October 30, 1998
Tomorrow is Halloween. And you know, most people see Halloween as nothing more than a harmless festival that allows kids to collect candy. Yet Halloween is much more than a harvest festival. Its origins are deeply rooted in the occult, and the various practitioners of the black arts identify Halloween as a significant event in the pagan calendar.

The date, October 31st, has long been known as "The Festival of the Dead." The Celtic tribes and their priests, the Druids, celebrated this day as a marker for the change from life to death. Today, the modern celebration of Halloween is performed usually by adherents of witchcraft who use the day (and especially the night) for their rituals.

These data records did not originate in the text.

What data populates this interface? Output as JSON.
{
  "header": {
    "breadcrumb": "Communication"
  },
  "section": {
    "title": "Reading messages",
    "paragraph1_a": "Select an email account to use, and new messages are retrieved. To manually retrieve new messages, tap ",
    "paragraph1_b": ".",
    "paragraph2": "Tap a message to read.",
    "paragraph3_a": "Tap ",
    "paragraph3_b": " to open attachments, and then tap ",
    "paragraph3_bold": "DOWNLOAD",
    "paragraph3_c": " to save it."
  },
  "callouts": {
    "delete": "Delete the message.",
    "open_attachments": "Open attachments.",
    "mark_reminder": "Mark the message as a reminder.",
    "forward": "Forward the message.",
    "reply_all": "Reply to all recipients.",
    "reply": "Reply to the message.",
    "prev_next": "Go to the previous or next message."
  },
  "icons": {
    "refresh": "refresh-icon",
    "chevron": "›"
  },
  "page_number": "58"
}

Witches celebrate Halloween as the "Feast of Samhain" the first feast of the witchcraft year. Being a festival of the dead, Halloween is a time when witches attempt to communicate with the dead through various forms of divination.

Witches believe that this day marks the time when the Mother Goddess (also known as Mother Nature or Goddess of the Earth) returns to the underworld to sleep under a blanket of snow. In her place comes another god the Horned God who emerges to begin his reign of death. Witches believe this is a time when the life of summer is replaced by the death of winter. Halloween is a high feast day to celebrate the end of summer and the coming of winter.

Christians always struggle with what to do: ignore it, plan alternative parties, use it for a witnessing opportunity. Any or all of those suggestions are valid. But most of all we should teach our children that Halloween is not a Christian holiday but an occult celebration we should stay away from.

I'm Kerby Anderson of Probe Ministries, and that's my opinion

© 1998 Probe Ministries International